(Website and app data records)
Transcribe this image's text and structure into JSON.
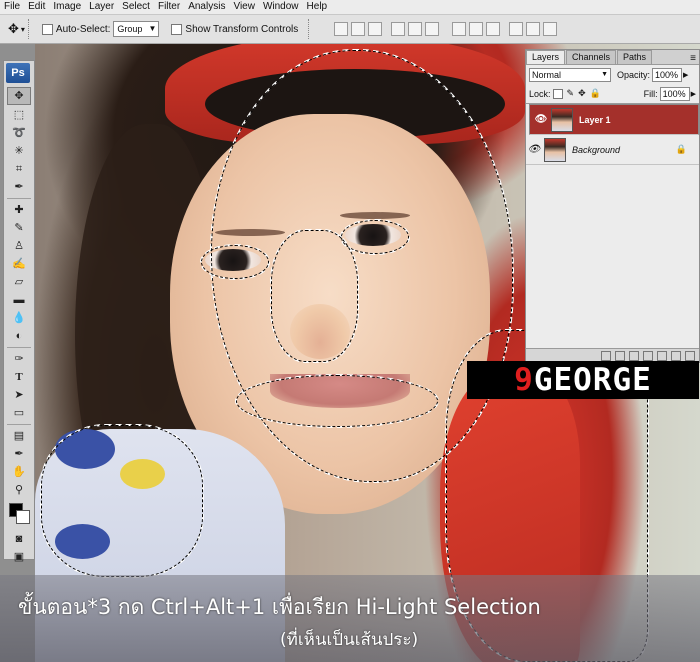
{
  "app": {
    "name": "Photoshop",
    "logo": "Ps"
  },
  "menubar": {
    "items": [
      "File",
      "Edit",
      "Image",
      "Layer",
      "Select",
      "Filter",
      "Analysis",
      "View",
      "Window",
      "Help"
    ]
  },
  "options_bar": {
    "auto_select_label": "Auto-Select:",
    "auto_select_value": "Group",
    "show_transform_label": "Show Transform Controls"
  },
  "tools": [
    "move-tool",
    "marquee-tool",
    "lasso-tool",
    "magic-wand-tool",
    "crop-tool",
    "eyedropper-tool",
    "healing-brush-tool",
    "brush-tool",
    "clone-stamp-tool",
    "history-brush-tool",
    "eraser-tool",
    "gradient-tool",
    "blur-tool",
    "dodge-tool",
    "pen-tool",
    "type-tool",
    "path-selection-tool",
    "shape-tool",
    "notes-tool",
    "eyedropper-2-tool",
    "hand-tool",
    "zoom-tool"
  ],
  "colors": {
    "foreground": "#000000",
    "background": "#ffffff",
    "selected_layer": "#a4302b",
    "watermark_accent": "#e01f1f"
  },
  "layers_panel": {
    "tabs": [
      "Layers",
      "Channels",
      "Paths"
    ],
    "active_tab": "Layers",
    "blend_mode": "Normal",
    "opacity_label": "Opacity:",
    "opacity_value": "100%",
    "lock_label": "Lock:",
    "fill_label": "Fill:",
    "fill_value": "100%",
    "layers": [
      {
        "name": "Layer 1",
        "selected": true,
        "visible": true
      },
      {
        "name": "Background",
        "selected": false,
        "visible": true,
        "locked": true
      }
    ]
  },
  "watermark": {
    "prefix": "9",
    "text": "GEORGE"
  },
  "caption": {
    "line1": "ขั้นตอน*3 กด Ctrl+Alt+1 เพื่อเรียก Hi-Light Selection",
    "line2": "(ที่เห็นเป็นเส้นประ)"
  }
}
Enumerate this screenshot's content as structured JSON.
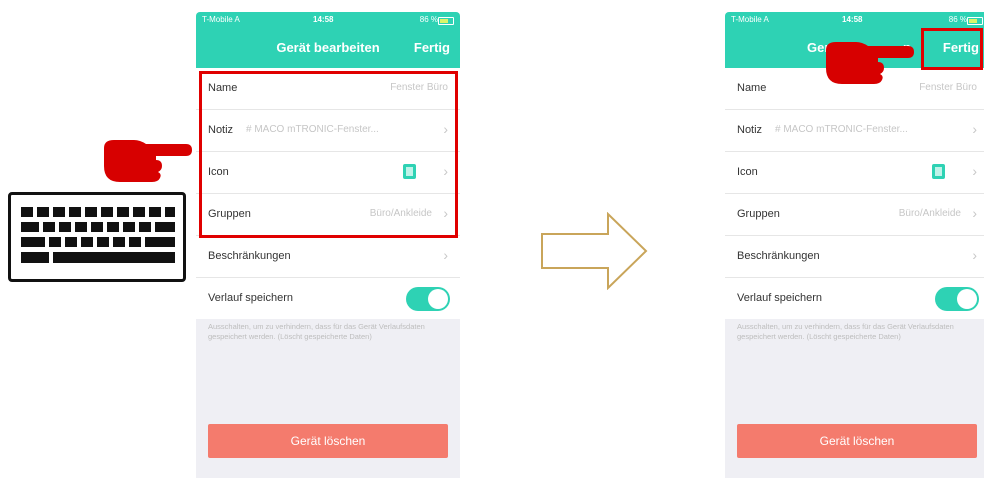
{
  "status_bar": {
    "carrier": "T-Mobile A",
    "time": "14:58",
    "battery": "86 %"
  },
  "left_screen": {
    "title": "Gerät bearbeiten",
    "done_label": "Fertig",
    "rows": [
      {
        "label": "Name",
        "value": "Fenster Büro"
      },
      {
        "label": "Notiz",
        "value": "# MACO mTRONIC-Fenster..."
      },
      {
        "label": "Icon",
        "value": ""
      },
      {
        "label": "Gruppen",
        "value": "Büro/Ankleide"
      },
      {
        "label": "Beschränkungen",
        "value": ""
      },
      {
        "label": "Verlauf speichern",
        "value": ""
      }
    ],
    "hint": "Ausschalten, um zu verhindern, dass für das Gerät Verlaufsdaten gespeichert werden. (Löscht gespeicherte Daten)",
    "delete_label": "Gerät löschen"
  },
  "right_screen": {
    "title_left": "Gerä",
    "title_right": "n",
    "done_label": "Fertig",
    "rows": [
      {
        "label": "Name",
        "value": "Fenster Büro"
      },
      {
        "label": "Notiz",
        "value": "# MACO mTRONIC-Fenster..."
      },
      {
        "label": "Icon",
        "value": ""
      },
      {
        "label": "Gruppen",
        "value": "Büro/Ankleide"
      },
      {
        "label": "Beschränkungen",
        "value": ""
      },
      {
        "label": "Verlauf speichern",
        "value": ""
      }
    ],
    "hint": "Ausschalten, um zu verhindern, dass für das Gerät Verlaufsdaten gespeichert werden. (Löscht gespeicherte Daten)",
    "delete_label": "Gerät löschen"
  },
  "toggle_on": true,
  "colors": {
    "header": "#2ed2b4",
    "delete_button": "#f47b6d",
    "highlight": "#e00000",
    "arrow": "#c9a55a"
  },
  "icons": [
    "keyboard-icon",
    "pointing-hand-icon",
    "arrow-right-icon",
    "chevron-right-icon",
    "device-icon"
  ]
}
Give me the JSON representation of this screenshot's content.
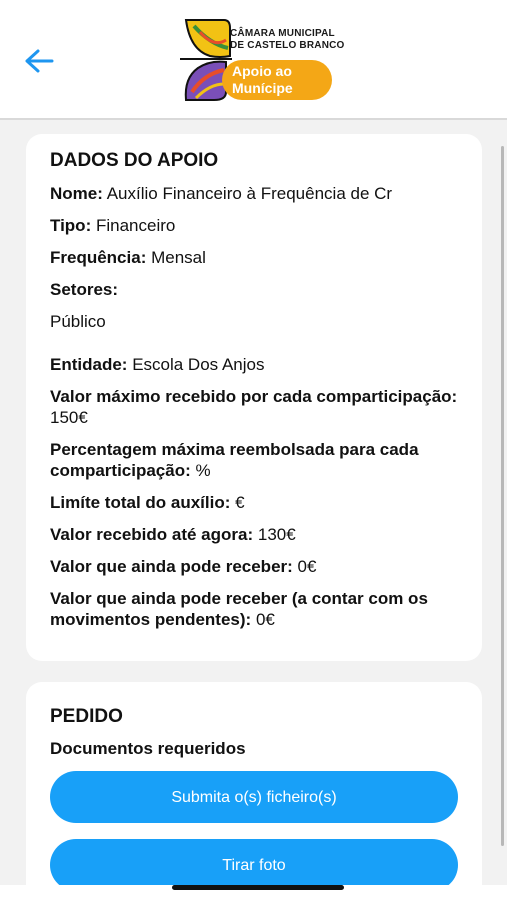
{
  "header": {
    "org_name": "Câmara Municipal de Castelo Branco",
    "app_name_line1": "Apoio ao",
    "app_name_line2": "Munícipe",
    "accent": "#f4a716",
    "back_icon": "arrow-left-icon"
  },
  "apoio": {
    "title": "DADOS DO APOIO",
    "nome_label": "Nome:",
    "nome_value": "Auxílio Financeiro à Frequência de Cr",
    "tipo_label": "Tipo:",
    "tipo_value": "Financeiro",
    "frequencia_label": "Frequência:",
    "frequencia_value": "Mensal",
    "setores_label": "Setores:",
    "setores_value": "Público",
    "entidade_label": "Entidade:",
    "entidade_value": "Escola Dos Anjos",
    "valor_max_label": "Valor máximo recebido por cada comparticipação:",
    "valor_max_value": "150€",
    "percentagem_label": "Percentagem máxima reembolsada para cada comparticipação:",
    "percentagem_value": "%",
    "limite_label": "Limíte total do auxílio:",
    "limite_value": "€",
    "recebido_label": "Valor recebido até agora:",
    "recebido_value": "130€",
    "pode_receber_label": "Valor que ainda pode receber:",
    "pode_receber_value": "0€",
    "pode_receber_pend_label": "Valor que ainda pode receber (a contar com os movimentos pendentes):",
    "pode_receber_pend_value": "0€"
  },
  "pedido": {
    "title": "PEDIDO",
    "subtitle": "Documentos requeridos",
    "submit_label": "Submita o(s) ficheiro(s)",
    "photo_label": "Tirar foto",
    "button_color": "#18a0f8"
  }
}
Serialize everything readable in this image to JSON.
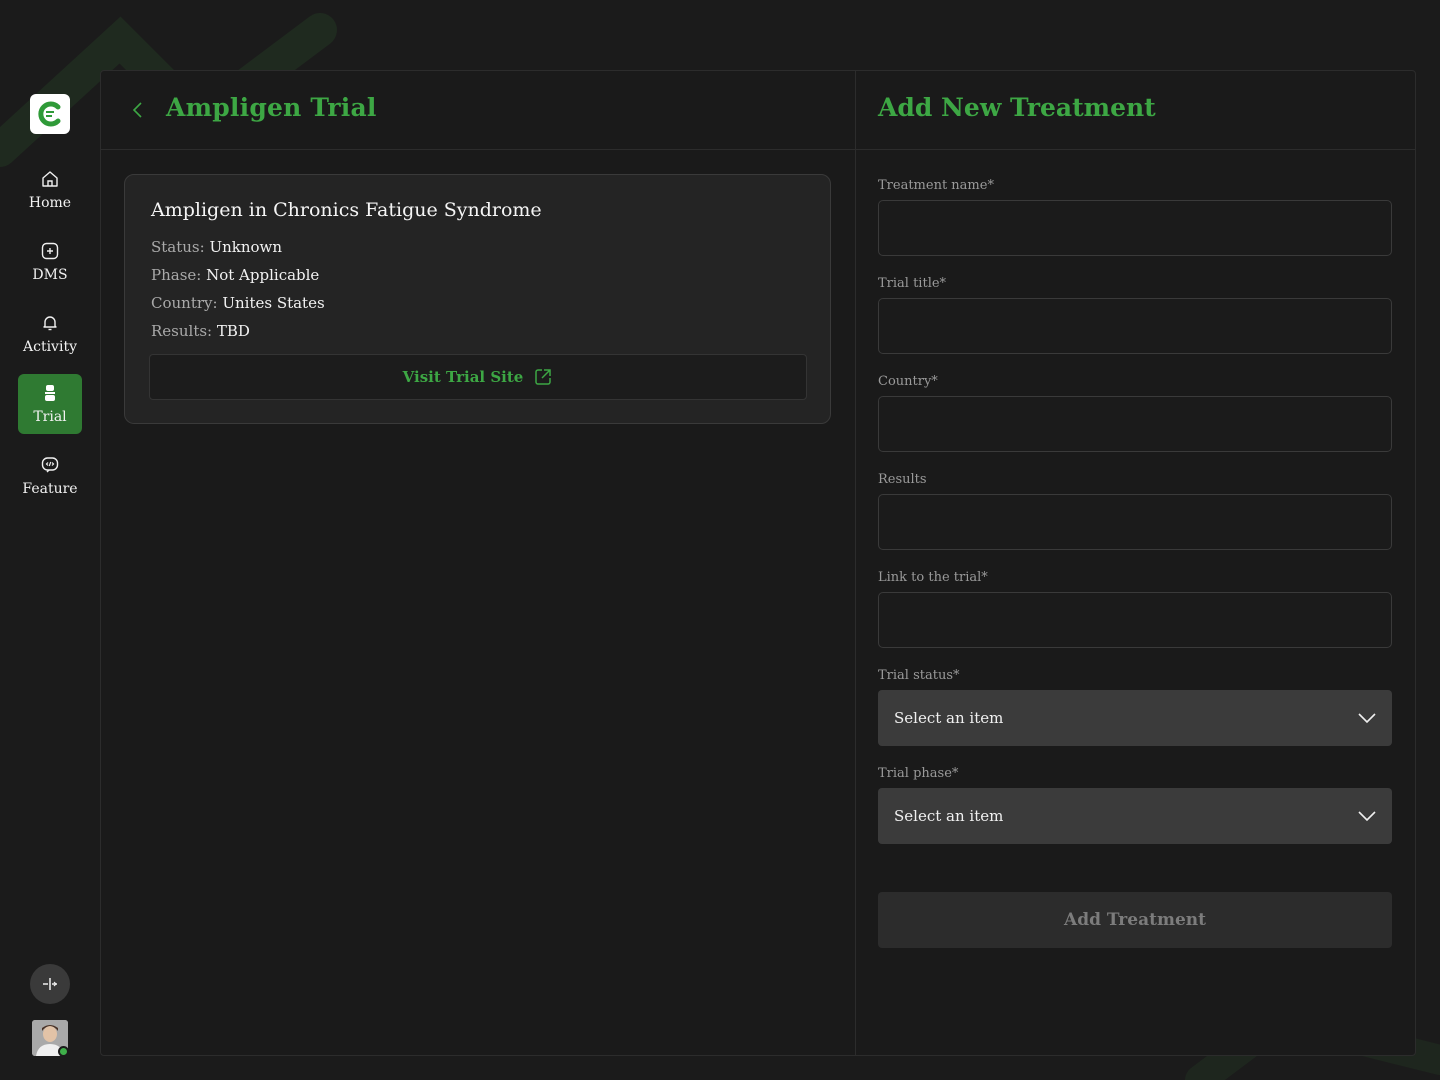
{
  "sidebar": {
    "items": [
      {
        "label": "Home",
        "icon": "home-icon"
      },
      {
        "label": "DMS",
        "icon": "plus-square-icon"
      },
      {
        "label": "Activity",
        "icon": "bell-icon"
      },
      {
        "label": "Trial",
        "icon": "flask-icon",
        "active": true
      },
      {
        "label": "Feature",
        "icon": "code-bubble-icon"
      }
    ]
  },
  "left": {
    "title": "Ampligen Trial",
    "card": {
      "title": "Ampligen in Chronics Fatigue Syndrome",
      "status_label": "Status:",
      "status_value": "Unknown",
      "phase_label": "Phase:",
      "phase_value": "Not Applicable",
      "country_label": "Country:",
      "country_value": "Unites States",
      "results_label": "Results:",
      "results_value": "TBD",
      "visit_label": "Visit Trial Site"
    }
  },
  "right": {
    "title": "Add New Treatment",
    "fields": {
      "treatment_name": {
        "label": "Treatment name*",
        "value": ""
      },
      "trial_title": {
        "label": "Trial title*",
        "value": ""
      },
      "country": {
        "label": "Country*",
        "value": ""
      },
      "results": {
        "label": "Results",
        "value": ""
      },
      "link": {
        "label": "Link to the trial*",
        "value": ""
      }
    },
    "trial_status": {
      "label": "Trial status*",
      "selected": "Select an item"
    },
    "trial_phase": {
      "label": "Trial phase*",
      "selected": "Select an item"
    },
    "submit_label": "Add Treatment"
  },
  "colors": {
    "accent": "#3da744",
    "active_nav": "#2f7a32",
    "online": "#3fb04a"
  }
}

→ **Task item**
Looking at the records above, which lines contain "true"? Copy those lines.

→ **Your solution**
        "selected": true,
        "visible": true
        "visible": true,
        "locked": true
  "toggle_on": true,
        "active": true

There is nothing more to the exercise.